A warmed-up dinner was never worth much. Raise your joys and triumphs high;
BOILEAU—Lutrin. I. 104.
First come, first served.
Mors. Also in Bartholomew's Fair. Act III. Jesus Christ is risen to-day,
5. (1614) Our triumphant holy day; Who did once upon the cross
Man is a carnivorous production, Suffer to redeem our loss.
And must have meals, at least one meal a day; Hallelujah!
He cannot live, like woodcocks, upon suction, Jesus Christ is Risen To-day. From a Latin But, like the shark and tiger, must have prey;
Hymn of the 15th CenturyTranslator un Although his anatomical construction known.
Bears vegetables, in a grumbling way,
Your laboring people think beyond all question, EATING (See also APPETITE, COOKERY, Beef, veal, and mutton better for digestion. HUNGER)
BYRON-Don Juan. Canto II. št. 67. The poor man will praise it so hath he good cause, That famish'd people must be slowly nurst, That all the year eats neither partridge nor And fed by spoonfuls, else they always burst. quail,
BYRON-Don Juan. Canto II. St. 158. But sets up his rest and makes up his feast, With a crust of brown bread and a pot of good
All human history attests ale.
That happiness for man,--the hungry sinner! Old English Song. From "An Antidote Against Since Eve ate apples, much depends on dinner. Melancholy." (1661)
BYRON—Don Juan. Canto XIII. St. 99.
Limons, and wine for sauce: to these a coney
BEN JONSON-Ěpigram CI.
Judges. V. 25.
In their palate alone is their reason of
Born but to banquet, and to drain the bowl.
3 Millia frumenti tua triverit area centum, Non tuus hinc capiet venter plus ac meus.
Though your threshing-floor grind a hundred thousand bushels of corn, not for that reason will your stomach hold more than mine.
HORACE—Satires. I. 1. 45.
A stomach that is seldom empty despises
The consummate pleasure (in eating) is not in the costly flavour, but in yourself. Do you seek for sauce by sweating?
HORACE—Satires. II. 2.
Free livers on a small scale; who are prodigal within the compass of a guinea.
WASHINGTON IRVING—The Stout Gentleman. 7
The stay and the staff, the whole stay of bread, and the whole stay of water.
Isaiah. III. i.
Bona summa putes, aliena vivere quadra.
To eat at another's table is your ambition's height.
JUVENAL—Satires. V. 2.
KEATS—The Eve of St. Agnes. St. 30.
An handful of meal in a barrel, and a little oil in a cruse.
I Kings. XVII. 12.

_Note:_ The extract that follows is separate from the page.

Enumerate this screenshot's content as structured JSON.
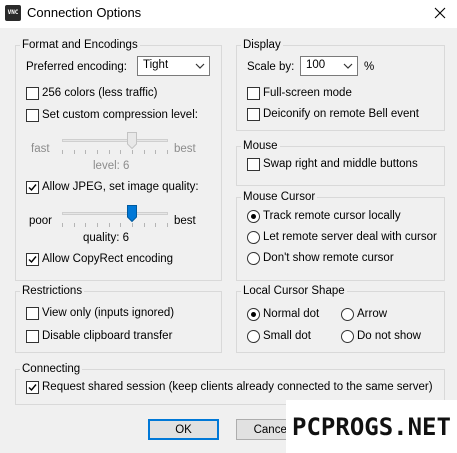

And the barrel of meal wasted not, neither did the cruse of oil fail.
I Kings. XVII. 16.
A woman asked a coachman, "Are you full inside?” Upon which Lamb put his head through the window and said: "I am quite full inside; that last piece of pudding at Mr. Gillman's did the business for me.” LAMB-Autobiographical Recollections, by CHAS.
Let us eat and drink; for to-morrow we shall die.
Isaiah. XXII. 13.
A feast of fat things.
He hath a fair sepulchre in the grateful Isaiah. XXV. 6.
stomach of the judicious epicure—and for such 10
a tomb might be content to die.
If you wish to grow thinner, diminish your
dinner, Gather up the fragments that remain, that And take to light claret instead of pale ale; nothing be lost.
Look down with an utter contempt upon butter, John. VI. 12.
And never touch bread till its toasted-or 12
stale. For I look upon it, that he who does not mind HENRY S. LEIGH—A Day for Wishing. his belly will hardly mind anything else. SAMUEL JOHNSON—Boswell's Life of Johnson. Your supper is like the Hidalgo's dinner; very Vol. III. Ch. 9.
little meat, and a great deal of tablecloth.
LONGFELLOW-Spanish Student. Act I. Sc. 4. For a man seldom thinks with more earnest 27 ness of anything than he does of his dinner. I am glad that my Adonis hath a sweete tooth SAMUEL JOHNSON—Piozzi's Anecdotes of John- | in his head. son.
LYLY-Euphues and his England. P. 308.
28 Digestive cheese, and fruit there sure will be. Ye
diners out from whom we guard our spoons. BEN JONSON—Epigram CI.
MACAULAY—Political Georgics. 15
29 Yet shall you have to rectify your palate,
Philo swears that he has never dined at home, An olive, capers, or some better salad
and it is so; he does not dine at all, except when Ushering the mutton; with a short-legged hen, invited out. If we can get her, full of eggs, and then,
MARTIAL-Epigrams. Bk. V. Ep. 47.